Characterizing Optimal Mixed Policies: Where to Intervene and What to Observe

Part of Advances in Neural Information Processing Systems 33 (NeurIPS 2020)

AuthorFeedback Bibtex MetaReview Paper Review


Sanghack Lee, Elias Bareinboim

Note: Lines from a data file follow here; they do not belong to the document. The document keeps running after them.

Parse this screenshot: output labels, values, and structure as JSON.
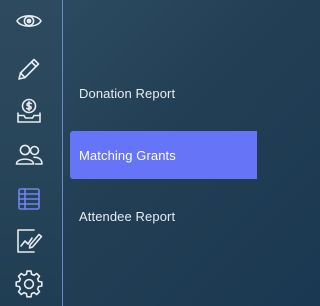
{
  "sidebar": {
    "icons": [
      {
        "name": "eye-icon",
        "active": false
      },
      {
        "name": "pencil-icon",
        "active": false
      },
      {
        "name": "donation-inbox-icon",
        "active": false
      },
      {
        "name": "people-icon",
        "active": false
      },
      {
        "name": "table-grid-icon",
        "active": true
      },
      {
        "name": "chart-document-icon",
        "active": false
      },
      {
        "name": "gear-icon",
        "active": false
      }
    ]
  },
  "submenu": {
    "items": [
      {
        "label": "Donation Report",
        "active": false
      },
      {
        "label": "Matching Grants",
        "active": true
      },
      {
        "label": "Attendee Report",
        "active": false
      }
    ]
  },
  "colors": {
    "background": "#233f55",
    "active_item": "#6675f7",
    "active_icon": "#6f86f0",
    "icon": "#e6ecf2",
    "text": "#e6ecf2"
  }
}
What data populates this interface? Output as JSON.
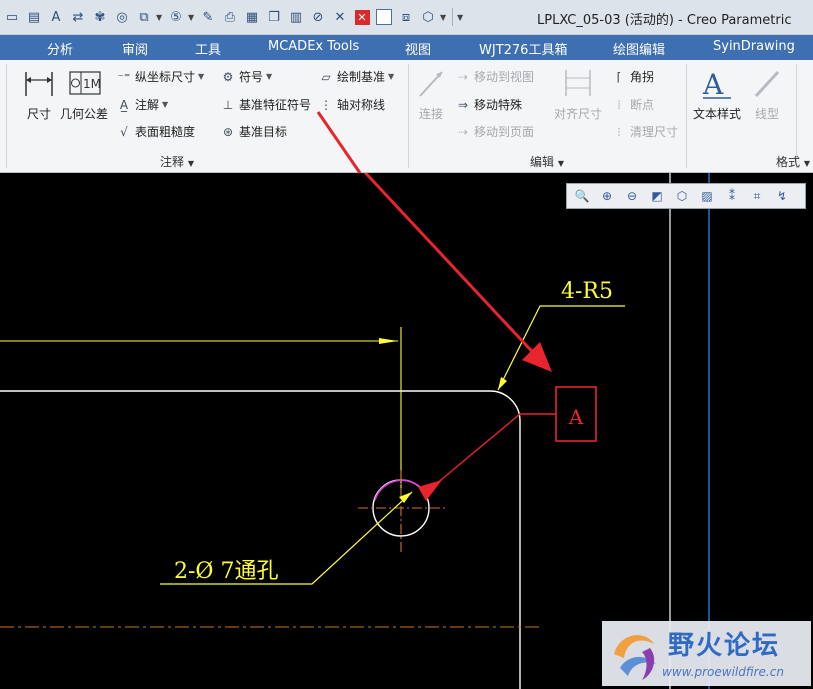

Intelligent agents are continuously faced with the challenge of optimizing a policy based on what they can observe (see) and which actions they can take (do) in the environment where they are deployed. Most policy can be parametrized in terms of these two dimensions, i.e., as a function of what can be seen and done given a certain situation, which we call a \textit{mixed policy}. In this paper, we investigate several properties of the class of mixed policies and provide an efficient and effective characterization, including optimality and non-redundancy. Specifically, we introduce a graphical criterion to identify unnecessary contexts for a set of actions, leading to a natural characterization of non-redundancy of mixed policies. We then derive sufficient conditions under which one strategy can dominate the other with respect to their maximum achievable expected rewards (optimality). This characterization leads to a fundamental understanding of the space of mixed policies and a possible refinement of the agent's strategy so that it converges to the optimum faster and more robustly. One surprising result of the causal characterization is that the agent following a more standard approach --- intervening on all intervenable variables and observing all available contexts --- may be hurting itself, and will never achieve an optimal performance.